Red Eyes

Top Reviewer Ranking: 8,780
Helpful votes received on reviews: 85% (224 of 265)


Top Reviewer Ranking: 8,780 - Total Helpful Votes: 224 of 265
North Korea: Beyond Charismatic Politics (Asia/Pac&hellip by Byung-Ho Chung
1 of 1 people found the following review helpful
Kwon Heonik's study of North Korea is by far the most perceptive intuitive an insightful book on North Korea available, and draws from a deep pool of sources to analyse the reclusive kingdom. Kwon looks at the cult of the Kim leadership, using Marx, Engels, Confucius, Durkheim, and Weber, Stalin and the Korean resistance fighters in Manchuria as frameworks and prisms.

He looks at North Korea as a `theatre state' that moulds its citizens' lives by framing all historical narratives within a restrictive hierarchical `history', a world view which has been preordained and pre-scripted by the Kim leadership as a means of control.

Kwon never falls into the sensationalist,… Read more
Autobiography by Morrissey
Autobiography by Morrissey
3 of 5 people found the following review helpful
5.0 out of 5 stars Beautifully written., 7 Dec 2013
It is a beautifully written book, and has been recognised as such by none other than Terry Eagleton, who said of Morrissey's prose, " ( it ) is so devastatingly articulate he could win the Booker...Morrissey is now out to demonstrate that he can write the kind of burnished prose no other singer on the planet could aspire to."

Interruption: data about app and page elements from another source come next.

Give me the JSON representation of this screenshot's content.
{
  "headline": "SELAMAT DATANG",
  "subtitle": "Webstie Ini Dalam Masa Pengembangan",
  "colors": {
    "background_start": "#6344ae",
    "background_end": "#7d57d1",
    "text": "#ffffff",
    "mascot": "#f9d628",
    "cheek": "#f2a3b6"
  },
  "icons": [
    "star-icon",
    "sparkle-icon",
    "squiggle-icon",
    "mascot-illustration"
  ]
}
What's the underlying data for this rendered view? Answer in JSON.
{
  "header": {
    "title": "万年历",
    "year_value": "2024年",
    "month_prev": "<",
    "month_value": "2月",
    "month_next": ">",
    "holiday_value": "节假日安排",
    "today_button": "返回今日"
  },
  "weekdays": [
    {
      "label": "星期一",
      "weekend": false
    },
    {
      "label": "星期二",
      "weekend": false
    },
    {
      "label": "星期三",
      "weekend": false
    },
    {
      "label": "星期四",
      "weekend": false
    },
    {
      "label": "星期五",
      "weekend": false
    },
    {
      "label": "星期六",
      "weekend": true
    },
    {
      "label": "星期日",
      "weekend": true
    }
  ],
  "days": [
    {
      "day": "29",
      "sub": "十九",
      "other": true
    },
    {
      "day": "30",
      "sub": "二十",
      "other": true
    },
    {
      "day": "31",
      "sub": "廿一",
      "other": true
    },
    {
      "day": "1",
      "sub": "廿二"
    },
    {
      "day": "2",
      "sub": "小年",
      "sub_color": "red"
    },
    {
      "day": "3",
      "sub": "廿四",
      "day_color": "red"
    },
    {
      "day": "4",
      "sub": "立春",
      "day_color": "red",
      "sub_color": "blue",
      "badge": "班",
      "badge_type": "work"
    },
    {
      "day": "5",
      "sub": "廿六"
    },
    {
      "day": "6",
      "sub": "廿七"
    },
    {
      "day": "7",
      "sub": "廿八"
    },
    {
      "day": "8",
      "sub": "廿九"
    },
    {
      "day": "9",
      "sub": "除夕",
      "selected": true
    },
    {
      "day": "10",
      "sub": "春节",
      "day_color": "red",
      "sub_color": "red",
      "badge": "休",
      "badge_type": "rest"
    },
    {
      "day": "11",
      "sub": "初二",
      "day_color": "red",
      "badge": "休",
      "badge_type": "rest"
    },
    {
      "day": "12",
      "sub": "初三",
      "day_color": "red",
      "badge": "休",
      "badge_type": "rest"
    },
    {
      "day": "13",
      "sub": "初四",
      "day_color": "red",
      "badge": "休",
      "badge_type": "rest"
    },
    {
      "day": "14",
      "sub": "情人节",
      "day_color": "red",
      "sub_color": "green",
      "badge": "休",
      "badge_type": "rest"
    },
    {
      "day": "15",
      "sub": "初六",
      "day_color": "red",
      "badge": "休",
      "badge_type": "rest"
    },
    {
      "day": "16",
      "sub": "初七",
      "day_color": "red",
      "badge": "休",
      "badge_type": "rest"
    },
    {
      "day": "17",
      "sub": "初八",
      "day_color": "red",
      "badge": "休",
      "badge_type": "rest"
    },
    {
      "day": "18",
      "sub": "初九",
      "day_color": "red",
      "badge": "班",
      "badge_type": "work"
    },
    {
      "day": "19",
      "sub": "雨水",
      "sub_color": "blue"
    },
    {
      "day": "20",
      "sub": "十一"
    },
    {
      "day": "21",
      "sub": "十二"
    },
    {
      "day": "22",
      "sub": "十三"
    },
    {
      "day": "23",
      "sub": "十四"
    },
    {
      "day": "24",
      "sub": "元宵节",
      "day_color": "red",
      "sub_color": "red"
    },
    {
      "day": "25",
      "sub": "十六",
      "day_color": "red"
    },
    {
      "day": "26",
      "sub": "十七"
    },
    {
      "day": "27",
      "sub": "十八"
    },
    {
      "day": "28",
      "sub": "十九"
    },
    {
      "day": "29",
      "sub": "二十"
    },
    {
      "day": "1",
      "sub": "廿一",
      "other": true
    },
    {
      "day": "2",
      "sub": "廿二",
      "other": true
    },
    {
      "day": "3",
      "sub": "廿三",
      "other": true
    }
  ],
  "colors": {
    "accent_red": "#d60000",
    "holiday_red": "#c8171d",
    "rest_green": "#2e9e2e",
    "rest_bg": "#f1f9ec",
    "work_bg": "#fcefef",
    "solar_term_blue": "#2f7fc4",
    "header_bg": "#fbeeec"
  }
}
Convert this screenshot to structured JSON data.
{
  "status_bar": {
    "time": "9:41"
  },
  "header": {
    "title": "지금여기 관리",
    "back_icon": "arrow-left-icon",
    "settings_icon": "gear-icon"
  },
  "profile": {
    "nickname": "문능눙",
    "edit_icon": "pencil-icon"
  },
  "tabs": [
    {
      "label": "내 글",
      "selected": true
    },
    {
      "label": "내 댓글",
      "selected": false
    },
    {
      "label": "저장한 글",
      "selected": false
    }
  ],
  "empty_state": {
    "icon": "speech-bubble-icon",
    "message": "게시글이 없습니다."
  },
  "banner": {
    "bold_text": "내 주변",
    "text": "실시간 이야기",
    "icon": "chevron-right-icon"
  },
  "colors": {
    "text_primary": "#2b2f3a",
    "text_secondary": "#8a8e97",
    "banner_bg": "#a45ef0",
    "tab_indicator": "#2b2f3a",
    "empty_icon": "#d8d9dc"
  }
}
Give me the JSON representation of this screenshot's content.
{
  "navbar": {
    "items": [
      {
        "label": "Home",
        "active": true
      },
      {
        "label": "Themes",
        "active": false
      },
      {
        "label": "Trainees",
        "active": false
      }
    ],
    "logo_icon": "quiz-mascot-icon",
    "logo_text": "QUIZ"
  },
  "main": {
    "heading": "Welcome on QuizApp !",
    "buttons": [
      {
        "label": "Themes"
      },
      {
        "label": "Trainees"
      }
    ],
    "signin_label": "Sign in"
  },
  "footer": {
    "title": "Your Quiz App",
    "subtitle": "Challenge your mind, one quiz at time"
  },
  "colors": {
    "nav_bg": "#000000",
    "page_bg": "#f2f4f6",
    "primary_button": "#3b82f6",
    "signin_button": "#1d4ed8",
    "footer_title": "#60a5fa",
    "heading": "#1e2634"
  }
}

Eagleton also infers that "Some of (Morrissey's) bloody-mindedness springs from a damaged childhood. Born into a working-class Irish-Mancunian family, Steven Patrick Morrissey sang his way out of what struck him as a soulless environment, as other working-class Irish Mancunians have written or acted their way out."

Eagleton echoes what many of us… Read more
From the Bottom of the Heap by Robert Hillary King
From the Bottom of the Heap by Robert Hillary King
5.0 out of 5 stars Essential., 23 Nov 2013
If you are interested in the writings of Malcolm X, George Jackson, Huey Newton, Rap Brown and Assata Shakur, then "From the Bottom of the Heap" will be essential reading for you.

The early stage of the book takes the reader through 1950s and 60s America, a land of plenty; a land of equality, freedom, opportunity, laughter and joy - unless your skin is a shade of brown or black, that is, in which case, your life is a series of violent encounters, beatings at the hands of whites and fellow struggling blacks, arrests, humiliations and defeats. `Walking while black' was a crime, `driving while black' is a crime, hell, even `having fun while black' seems to have been a crime. And the… Read more